======== RECORDS SHOWN ========
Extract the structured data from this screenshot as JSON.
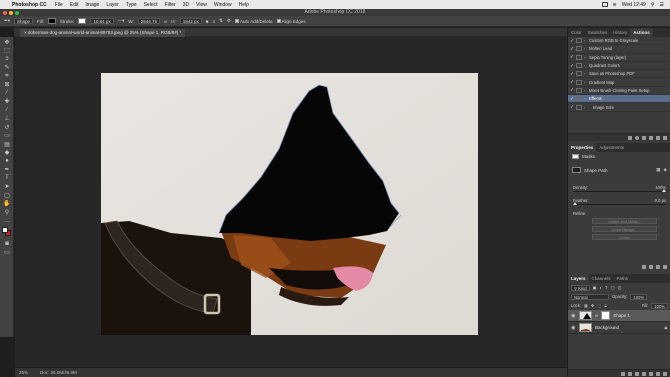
{
  "menubar": {
    "apple_glyph": "",
    "app_name": "Photoshop CC",
    "items": [
      "File",
      "Edit",
      "Image",
      "Layer",
      "Type",
      "Select",
      "Filter",
      "3D",
      "View",
      "Window",
      "Help"
    ],
    "clock": "Wed 12:49"
  },
  "window": {
    "title": "Adobe Photoshop CC 2018"
  },
  "options": {
    "shape_mode": "Shape",
    "fill_label": "Fill:",
    "stroke_label": "Stroke:",
    "stroke_width": "10.84 px",
    "w_label": "W:",
    "w_value": "2544.75",
    "h_label": "H:",
    "h_value": "1842 px",
    "auto_add_label": "Auto Add/Delete",
    "align_edges_label": "Align Edges"
  },
  "document": {
    "tab_label": "doberman-dog-animal-world-animal-89783.jpeg @ 25% (Shape 1, RGB/8#) *"
  },
  "status": {
    "zoom": "25%",
    "doc_info": "Doc: 36.0M/36.8M"
  },
  "tools": [
    {
      "name": "move-tool-icon",
      "glyph": "✥"
    },
    {
      "name": "marquee-tool-icon",
      "glyph": "⬚"
    },
    {
      "name": "lasso-tool-icon",
      "glyph": "ↄ"
    },
    {
      "name": "quick-select-tool-icon",
      "glyph": "✎"
    },
    {
      "name": "crop-tool-icon",
      "glyph": "⌗"
    },
    {
      "name": "frame-tool-icon",
      "glyph": "⊠"
    },
    {
      "name": "eyedropper-tool-icon",
      "glyph": "⁄"
    },
    {
      "name": "healing-brush-tool-icon",
      "glyph": "✚"
    },
    {
      "name": "brush-tool-icon",
      "glyph": "∕"
    },
    {
      "name": "clone-stamp-tool-icon",
      "glyph": "⊥"
    },
    {
      "name": "history-brush-tool-icon",
      "glyph": "↺"
    },
    {
      "name": "eraser-tool-icon",
      "glyph": "▭"
    },
    {
      "name": "gradient-tool-icon",
      "glyph": "▤"
    },
    {
      "name": "blur-tool-icon",
      "glyph": "◆"
    },
    {
      "name": "dodge-tool-icon",
      "glyph": "●"
    },
    {
      "name": "pen-tool-icon",
      "glyph": "✒"
    },
    {
      "name": "type-tool-icon",
      "glyph": "T"
    },
    {
      "name": "path-selection-tool-icon",
      "glyph": "➤"
    },
    {
      "name": "shape-tool-icon",
      "glyph": "▢"
    },
    {
      "name": "hand-tool-icon",
      "glyph": "✋"
    },
    {
      "name": "zoom-tool-icon",
      "glyph": "⚲"
    },
    {
      "name": "more-tools-icon",
      "glyph": "…"
    }
  ],
  "panels": {
    "top_tabs": [
      "Color",
      "Swatches",
      "History",
      "Actions"
    ],
    "actions": [
      {
        "label": "Custom RGB to Grayscale",
        "checked": true
      },
      {
        "label": "Molten Lead",
        "checked": true
      },
      {
        "label": "Sepia Toning (layer)",
        "checked": true
      },
      {
        "label": "Quadrant Colors",
        "checked": true
      },
      {
        "label": "Save as Photoshop PDF",
        "checked": true
      },
      {
        "label": "Gradient Map",
        "checked": true
      },
      {
        "label": "Mixer Brush Cloning Paint Setup",
        "checked": true
      },
      {
        "label": "Effects",
        "checked": true
      },
      {
        "label": "Image Size",
        "checked": true
      }
    ],
    "properties_tabs": [
      "Properties",
      "Adjustments"
    ],
    "properties": {
      "masks_label": "Masks",
      "shape_path_label": "Shape Path",
      "density_label": "Density:",
      "density_value": "100%",
      "feather_label": "Feather:",
      "feather_value": "0.0 px",
      "refine_label": "Refine:",
      "select_mask_button": "Select and Mask...",
      "color_range_button": "Color Range...",
      "invert_button": "Invert"
    },
    "layers_tabs": [
      "Layers",
      "Channels",
      "Paths"
    ],
    "layers": {
      "kind_label": "Kind",
      "blend_mode": "Normal",
      "opacity_label": "Opacity:",
      "opacity_value": "100%",
      "lock_label": "Lock:",
      "fill_label": "Fill:",
      "fill_value": "100%",
      "items": [
        {
          "name": "Shape 1",
          "selected": true
        },
        {
          "name": "Background",
          "selected": false
        }
      ]
    }
  },
  "colors": {
    "foreground": "#ffffff",
    "background": "#d4161b",
    "selection": "#5a6e8c"
  }
}
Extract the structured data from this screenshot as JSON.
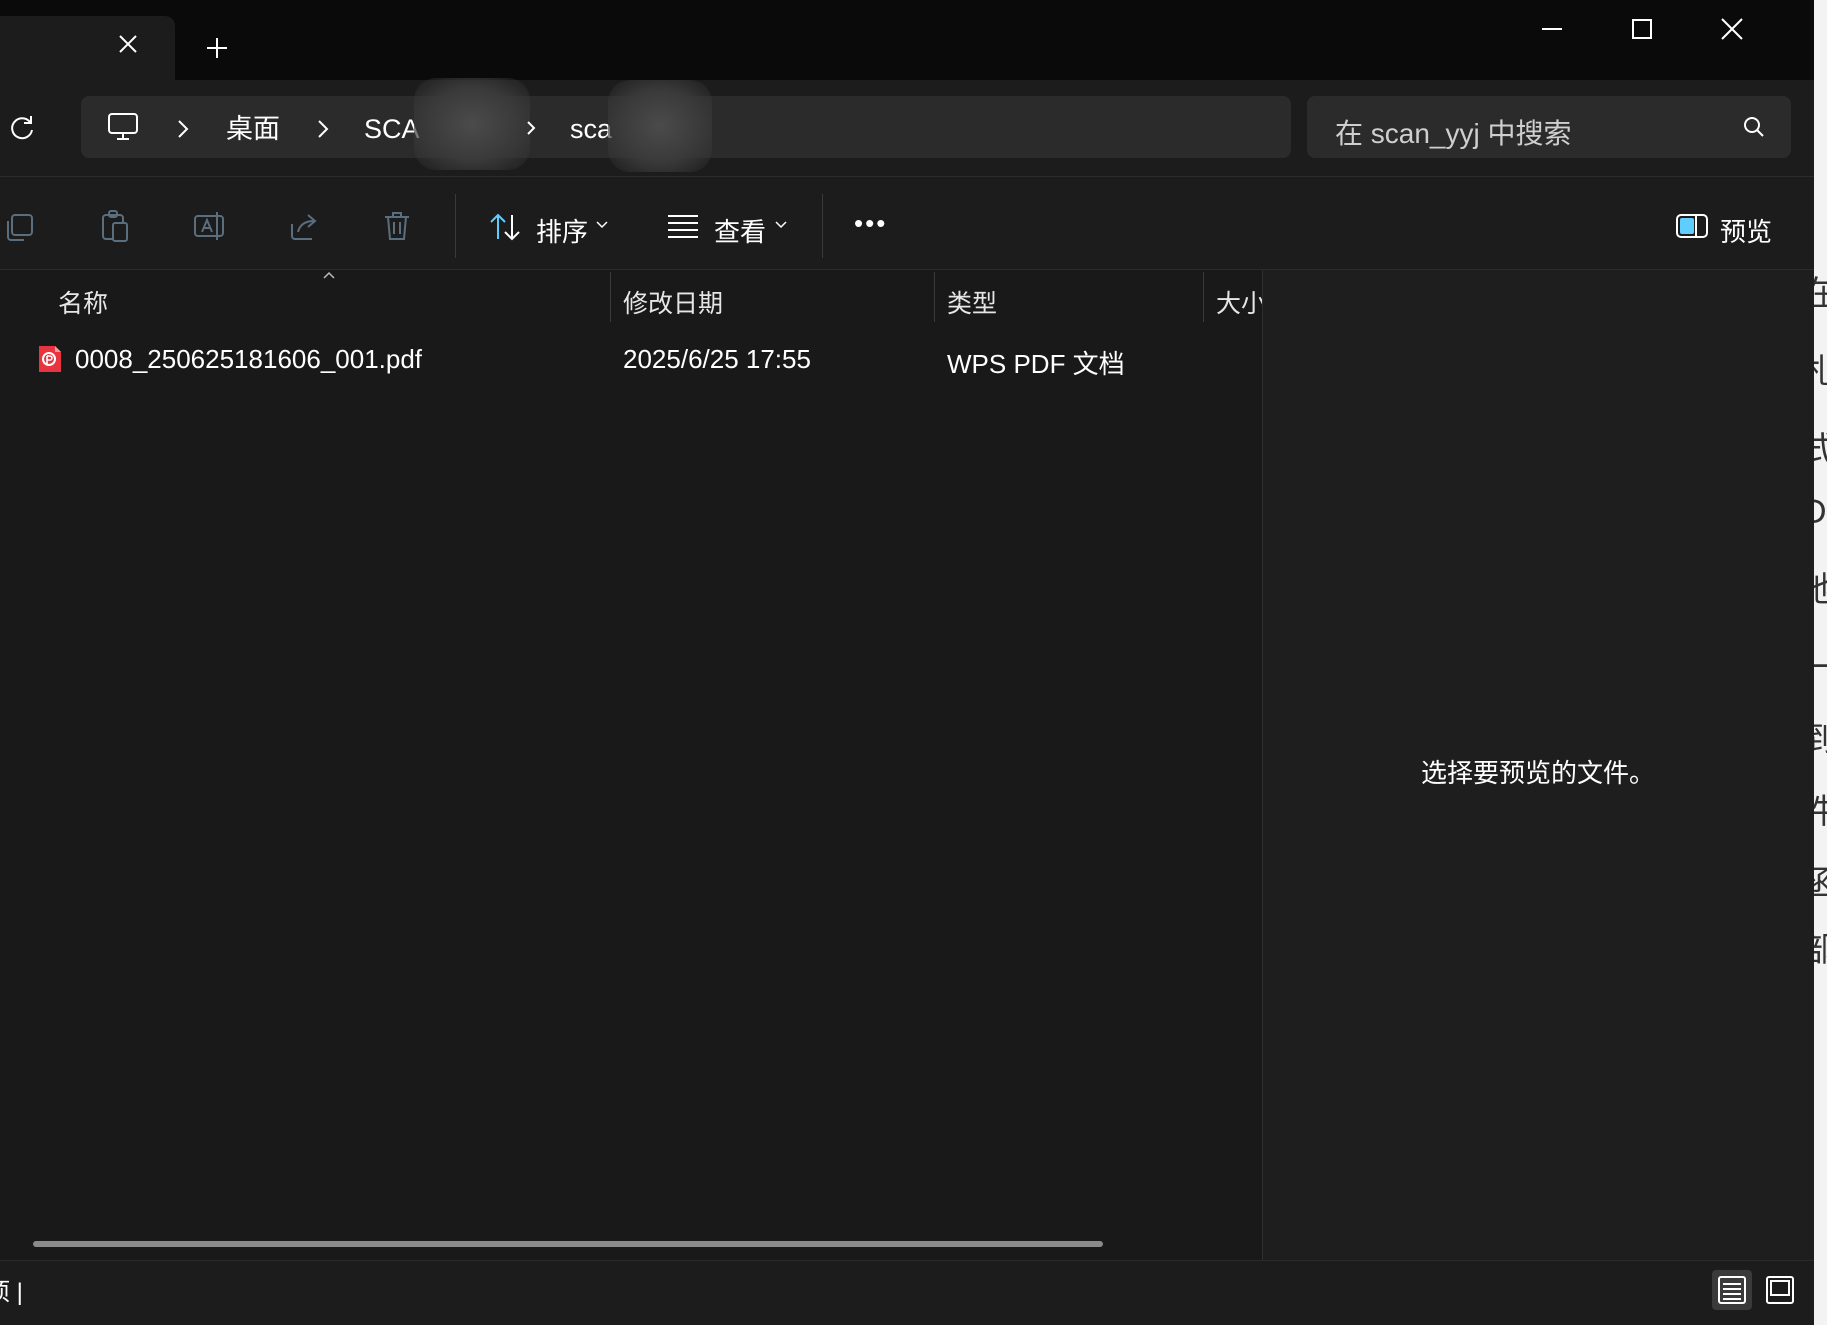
{
  "titlebar": {
    "tab_close_icon": "close-icon",
    "new_tab_icon": "plus-icon",
    "window_controls": [
      "minimize-icon",
      "maximize-icon",
      "close-icon"
    ]
  },
  "address": {
    "refresh_icon": "refresh-icon",
    "computer_icon": "computer-icon",
    "breadcrumbs": [
      "桌面",
      "SCA",
      "sca"
    ]
  },
  "search": {
    "placeholder": "在 scan_yyj 中搜索",
    "icon": "search-icon"
  },
  "toolbar": {
    "sort_label": "排序",
    "view_label": "查看",
    "more_label": "•••",
    "preview_label": "预览"
  },
  "columns": {
    "name": "名称",
    "date": "修改日期",
    "type": "类型",
    "size": "大小"
  },
  "files": [
    {
      "name": "0008_250625181606_001.pdf",
      "date": "2025/6/25 17:55",
      "type": "WPS PDF 文档",
      "size": "",
      "icon": "pdf-file-icon"
    }
  ],
  "preview_pane": {
    "message": "选择要预览的文件。"
  },
  "statusbar": {
    "text": "项 |"
  },
  "background_window": {
    "glyphs": [
      "在",
      "札",
      "式",
      "DF",
      "他",
      "一",
      "到",
      "件",
      "函",
      "部"
    ]
  },
  "colors": {
    "pdf_icon": "#e8343f",
    "accent": "#60cdff",
    "background": "#1c1c1c"
  }
}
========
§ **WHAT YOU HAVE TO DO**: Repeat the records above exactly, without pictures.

§ **SOLUTION TO THE PROBLEM**:
Extract the structured data from this screenshot as JSON.
{
  "menubar": {
    "apple_glyph": "",
    "app_name": "Photoshop CC",
    "items": [
      "File",
      "Edit",
      "Image",
      "Layer",
      "Type",
      "Select",
      "Filter",
      "3D",
      "View",
      "Window",
      "Help"
    ],
    "clock": "Wed 12:49"
  },
  "window": {
    "title": "Adobe Photoshop CC 2018"
  },
  "options": {
    "shape_mode": "Shape",
    "fill_label": "Fill:",
    "stroke_label": "Stroke:",
    "stroke_width": "10.84 px",
    "w_label": "W:",
    "w_value": "2544.75",
    "h_label": "H:",
    "h_value": "1842 px",
    "auto_add_label": "Auto Add/Delete",
    "align_edges_label": "Align Edges"
  },
  "document": {
    "tab_label": "doberman-dog-animal-world-animal-89783.jpeg @ 25% (Shape 1, RGB/8#) *"
  },
  "status": {
    "zoom": "25%",
    "doc_info": "Doc: 36.0M/36.8M"
  },
  "tools": [
    {
      "name": "move-tool-icon",
      "glyph": "✥"
    },
    {
      "name": "marquee-tool-icon",
      "glyph": "⬚"
    },
    {
      "name": "lasso-tool-icon",
      "glyph": "ↄ"
    },
    {
      "name": "quick-select-tool-icon",
      "glyph": "✎"
    },
    {
      "name": "crop-tool-icon",
      "glyph": "⌗"
    },
    {
      "name": "frame-tool-icon",
      "glyph": "⊠"
    },
    {
      "name": "eyedropper-tool-icon",
      "glyph": "⁄"
    },
    {
      "name": "healing-brush-tool-icon",
      "glyph": "✚"
    },
    {
      "name": "brush-tool-icon",
      "glyph": "∕"
    },
    {
      "name": "clone-stamp-tool-icon",
      "glyph": "⊥"
    },
    {
      "name": "history-brush-tool-icon",
      "glyph": "↺"
    },
    {
      "name": "eraser-tool-icon",
      "glyph": "▭"
    },
    {
      "name": "gradient-tool-icon",
      "glyph": "▤"
    },
    {
      "name": "blur-tool-icon",
      "glyph": "◆"
    },
    {
      "name": "dodge-tool-icon",
      "glyph": "●"
    },
    {
      "name": "pen-tool-icon",
      "glyph": "✒"
    },
    {
      "name": "type-tool-icon",
      "glyph": "T"
    },
    {
      "name": "path-selection-tool-icon",
      "glyph": "➤"
    },
    {
      "name": "shape-tool-icon",
      "glyph": "▢"
    },
    {
      "name": "hand-tool-icon",
      "glyph": "✋"
    },
    {
      "name": "zoom-tool-icon",
      "glyph": "⚲"
    },
    {
      "name": "more-tools-icon",
      "glyph": "…"
    }
  ],
  "panels": {
    "top_tabs": [
      "Color",
      "Swatches",
      "History",
      "Actions"
    ],
    "actions": [
      {
        "label": "Custom RGB to Grayscale",
        "checked": true
      },
      {
        "label": "Molten Lead",
        "checked": true
      },
      {
        "label": "Sepia Toning (layer)",
        "checked": true
      },
      {
        "label": "Quadrant Colors",
        "checked": true
      },
      {
        "label": "Save as Photoshop PDF",
        "checked": true
      },
      {
        "label": "Gradient Map",
        "checked": true
      },
      {
        "label": "Mixer Brush Cloning Paint Setup",
        "checked": true
      },
      {
        "label": "Effects",
        "checked": true
      },
      {
        "label": "Image Size",
        "checked": true
      }
    ],
    "properties_tabs": [
      "Properties",
      "Adjustments"
    ],
    "properties": {
      "masks_label": "Masks",
      "shape_path_label": "Shape Path",
      "density_label": "Density:",
      "density_value": "100%",
      "feather_label": "Feather:",
      "feather_value": "0.0 px",
      "refine_label": "Refine:",
      "select_mask_button": "Select and Mask...",
      "color_range_button": "Color Range...",
      "invert_button": "Invert"
    },
    "layers_tabs": [
      "Layers",
      "Channels",
      "Paths"
    ],
    "layers": {
      "kind_label": "Kind",
      "blend_mode": "Normal",
      "opacity_label": "Opacity:",
      "opacity_value": "100%",
      "lock_label": "Lock:",
      "fill_label": "Fill:",
      "fill_value": "100%",
      "items": [
        {
          "name": "Shape 1",
          "selected": true
        },
        {
          "name": "Background",
          "selected": false
        }
      ]
    }
  },
  "colors": {
    "foreground": "#ffffff",
    "background": "#d4161b",
    "selection": "#5a6e8c"
  }
}
Extract the structured data from this screenshot as JSON.
{
  "titlebar": {
    "tab_close_icon": "close-icon",
    "new_tab_icon": "plus-icon",
    "window_controls": [
      "minimize-icon",
      "maximize-icon",
      "close-icon"
    ]
  },
  "address": {
    "refresh_icon": "refresh-icon",
    "computer_icon": "computer-icon",
    "breadcrumbs": [
      "桌面",
      "SCA",
      "sca"
    ]
  },
  "search": {
    "placeholder": "在 scan_yyj 中搜索",
    "icon": "search-icon"
  },
  "toolbar": {
    "sort_label": "排序",
    "view_label": "查看",
    "more_label": "•••",
    "preview_label": "预览"
  },
  "columns": {
    "name": "名称",
    "date": "修改日期",
    "type": "类型",
    "size": "大小"
  },
  "files": [
    {
      "name": "0008_250625181606_001.pdf",
      "date": "2025/6/25 17:55",
      "type": "WPS PDF 文档",
      "size": "",
      "icon": "pdf-file-icon"
    }
  ],
  "preview_pane": {
    "message": "选择要预览的文件。"
  },
  "statusbar": {
    "text": "项 |"
  },
  "background_window": {
    "glyphs": [
      "在",
      "札",
      "式",
      "DF",
      "他",
      "一",
      "到",
      "件",
      "函",
      "部"
    ]
  },
  "colors": {
    "pdf_icon": "#e8343f",
    "accent": "#60cdff",
    "background": "#1c1c1c"
  }
}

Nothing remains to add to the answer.